What the exercise asks:
When the word "bank" appears in a line of the data below, list that line.

---------- Provided material ----------

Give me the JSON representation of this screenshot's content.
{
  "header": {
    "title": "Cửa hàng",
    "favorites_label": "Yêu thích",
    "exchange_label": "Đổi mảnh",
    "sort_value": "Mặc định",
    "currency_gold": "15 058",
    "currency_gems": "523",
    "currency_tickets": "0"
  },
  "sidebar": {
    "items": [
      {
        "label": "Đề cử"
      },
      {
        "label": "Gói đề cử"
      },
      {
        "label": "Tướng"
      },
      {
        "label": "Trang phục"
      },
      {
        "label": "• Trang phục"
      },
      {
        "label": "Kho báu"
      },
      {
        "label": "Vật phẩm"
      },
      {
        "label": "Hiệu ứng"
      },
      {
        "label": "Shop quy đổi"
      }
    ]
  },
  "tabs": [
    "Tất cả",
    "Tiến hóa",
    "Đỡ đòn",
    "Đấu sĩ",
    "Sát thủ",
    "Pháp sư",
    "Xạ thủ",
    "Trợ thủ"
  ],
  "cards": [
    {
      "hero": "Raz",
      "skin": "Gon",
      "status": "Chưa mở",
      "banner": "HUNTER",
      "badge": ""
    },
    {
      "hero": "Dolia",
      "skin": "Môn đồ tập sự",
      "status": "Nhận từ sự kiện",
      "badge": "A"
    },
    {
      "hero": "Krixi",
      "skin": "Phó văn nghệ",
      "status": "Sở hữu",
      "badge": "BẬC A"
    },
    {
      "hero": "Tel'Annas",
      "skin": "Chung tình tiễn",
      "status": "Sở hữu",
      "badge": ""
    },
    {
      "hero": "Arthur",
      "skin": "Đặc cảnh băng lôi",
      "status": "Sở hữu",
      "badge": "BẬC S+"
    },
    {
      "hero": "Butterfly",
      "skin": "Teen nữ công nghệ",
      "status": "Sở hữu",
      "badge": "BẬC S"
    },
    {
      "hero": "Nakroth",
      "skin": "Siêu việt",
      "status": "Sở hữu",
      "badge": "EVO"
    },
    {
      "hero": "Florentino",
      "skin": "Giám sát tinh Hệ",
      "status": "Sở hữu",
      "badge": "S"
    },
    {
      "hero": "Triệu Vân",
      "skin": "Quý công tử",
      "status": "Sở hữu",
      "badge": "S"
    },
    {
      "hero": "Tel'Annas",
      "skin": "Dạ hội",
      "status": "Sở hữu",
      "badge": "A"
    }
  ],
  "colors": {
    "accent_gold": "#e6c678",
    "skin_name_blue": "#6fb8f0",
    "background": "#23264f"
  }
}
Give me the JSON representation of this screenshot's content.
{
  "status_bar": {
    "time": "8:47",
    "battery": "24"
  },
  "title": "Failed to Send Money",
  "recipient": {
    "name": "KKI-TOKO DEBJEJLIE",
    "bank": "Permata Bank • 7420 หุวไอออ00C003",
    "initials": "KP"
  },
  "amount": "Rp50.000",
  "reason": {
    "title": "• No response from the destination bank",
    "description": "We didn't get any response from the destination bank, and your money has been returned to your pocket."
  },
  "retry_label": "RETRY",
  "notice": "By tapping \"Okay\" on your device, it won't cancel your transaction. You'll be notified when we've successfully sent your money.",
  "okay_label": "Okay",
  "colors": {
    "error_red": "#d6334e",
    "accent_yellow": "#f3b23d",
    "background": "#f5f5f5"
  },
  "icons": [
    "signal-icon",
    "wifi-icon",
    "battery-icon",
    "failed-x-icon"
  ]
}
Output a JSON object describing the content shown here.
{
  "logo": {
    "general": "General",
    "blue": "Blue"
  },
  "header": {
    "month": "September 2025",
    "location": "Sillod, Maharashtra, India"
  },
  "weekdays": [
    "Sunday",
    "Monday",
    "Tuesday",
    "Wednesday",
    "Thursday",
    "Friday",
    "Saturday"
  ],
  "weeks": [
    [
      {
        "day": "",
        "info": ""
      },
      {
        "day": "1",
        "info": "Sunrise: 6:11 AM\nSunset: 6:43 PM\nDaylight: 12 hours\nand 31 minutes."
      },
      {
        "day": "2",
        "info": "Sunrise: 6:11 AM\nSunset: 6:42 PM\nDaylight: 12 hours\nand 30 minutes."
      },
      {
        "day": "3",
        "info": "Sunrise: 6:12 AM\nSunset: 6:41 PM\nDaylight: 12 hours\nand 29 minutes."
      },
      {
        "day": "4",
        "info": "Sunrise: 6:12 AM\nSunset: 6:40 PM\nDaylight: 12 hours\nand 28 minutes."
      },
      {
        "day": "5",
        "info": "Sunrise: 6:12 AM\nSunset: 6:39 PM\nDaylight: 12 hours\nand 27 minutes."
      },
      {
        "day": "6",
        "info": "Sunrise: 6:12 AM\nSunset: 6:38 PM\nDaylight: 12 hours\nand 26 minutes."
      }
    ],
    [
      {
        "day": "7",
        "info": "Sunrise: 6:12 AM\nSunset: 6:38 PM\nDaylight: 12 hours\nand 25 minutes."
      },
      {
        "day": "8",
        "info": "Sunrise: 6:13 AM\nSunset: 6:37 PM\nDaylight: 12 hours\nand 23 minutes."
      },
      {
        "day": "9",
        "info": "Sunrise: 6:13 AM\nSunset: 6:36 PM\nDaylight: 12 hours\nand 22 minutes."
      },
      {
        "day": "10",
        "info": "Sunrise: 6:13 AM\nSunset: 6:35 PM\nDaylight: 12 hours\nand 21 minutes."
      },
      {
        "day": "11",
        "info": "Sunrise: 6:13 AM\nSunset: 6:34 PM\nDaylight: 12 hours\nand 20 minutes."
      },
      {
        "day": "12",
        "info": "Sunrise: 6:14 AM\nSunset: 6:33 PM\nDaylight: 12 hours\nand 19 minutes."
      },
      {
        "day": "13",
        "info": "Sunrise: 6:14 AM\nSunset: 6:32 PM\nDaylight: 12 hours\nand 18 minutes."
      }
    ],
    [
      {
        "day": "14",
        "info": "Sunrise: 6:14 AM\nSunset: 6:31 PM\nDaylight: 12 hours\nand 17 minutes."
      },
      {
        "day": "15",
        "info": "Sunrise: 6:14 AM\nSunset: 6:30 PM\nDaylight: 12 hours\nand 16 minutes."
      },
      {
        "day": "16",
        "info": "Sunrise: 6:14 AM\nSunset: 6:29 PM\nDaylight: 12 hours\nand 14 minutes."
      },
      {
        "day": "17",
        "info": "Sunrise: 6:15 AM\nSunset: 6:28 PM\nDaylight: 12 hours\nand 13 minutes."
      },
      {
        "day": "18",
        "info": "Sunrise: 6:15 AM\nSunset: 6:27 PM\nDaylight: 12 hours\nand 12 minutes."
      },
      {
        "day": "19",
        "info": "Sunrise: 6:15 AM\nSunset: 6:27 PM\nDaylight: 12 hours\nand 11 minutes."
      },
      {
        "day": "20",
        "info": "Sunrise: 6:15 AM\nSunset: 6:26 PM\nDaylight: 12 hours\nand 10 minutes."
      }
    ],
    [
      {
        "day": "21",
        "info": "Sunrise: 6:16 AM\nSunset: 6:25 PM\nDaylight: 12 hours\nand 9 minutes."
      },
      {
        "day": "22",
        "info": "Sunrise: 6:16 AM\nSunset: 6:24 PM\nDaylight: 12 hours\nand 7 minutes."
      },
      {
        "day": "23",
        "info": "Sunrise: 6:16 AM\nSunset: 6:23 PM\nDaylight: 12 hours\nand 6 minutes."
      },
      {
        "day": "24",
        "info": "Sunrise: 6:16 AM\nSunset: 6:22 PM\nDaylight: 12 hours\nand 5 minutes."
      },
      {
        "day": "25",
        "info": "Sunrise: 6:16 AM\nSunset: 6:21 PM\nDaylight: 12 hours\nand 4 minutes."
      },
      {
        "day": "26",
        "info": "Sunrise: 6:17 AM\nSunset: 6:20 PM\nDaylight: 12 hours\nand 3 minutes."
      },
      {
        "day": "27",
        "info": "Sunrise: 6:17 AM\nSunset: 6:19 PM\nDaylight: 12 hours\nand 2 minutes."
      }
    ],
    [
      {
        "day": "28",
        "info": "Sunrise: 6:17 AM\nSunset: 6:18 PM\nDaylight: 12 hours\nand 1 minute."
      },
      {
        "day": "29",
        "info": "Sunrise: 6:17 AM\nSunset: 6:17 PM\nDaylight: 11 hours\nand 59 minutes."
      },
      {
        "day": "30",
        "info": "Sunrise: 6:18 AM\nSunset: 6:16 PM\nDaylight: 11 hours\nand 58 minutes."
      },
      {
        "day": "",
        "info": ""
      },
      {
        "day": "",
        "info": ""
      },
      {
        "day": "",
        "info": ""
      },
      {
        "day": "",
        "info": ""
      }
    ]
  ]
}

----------

Answer box:
    "bank": "Permata Bank • 7420 หุวไอออ00C003",
    "title": "• No response from the destination bank",
    "description": "We didn't get any response from the destination bank, and your money has been returned to your pocket."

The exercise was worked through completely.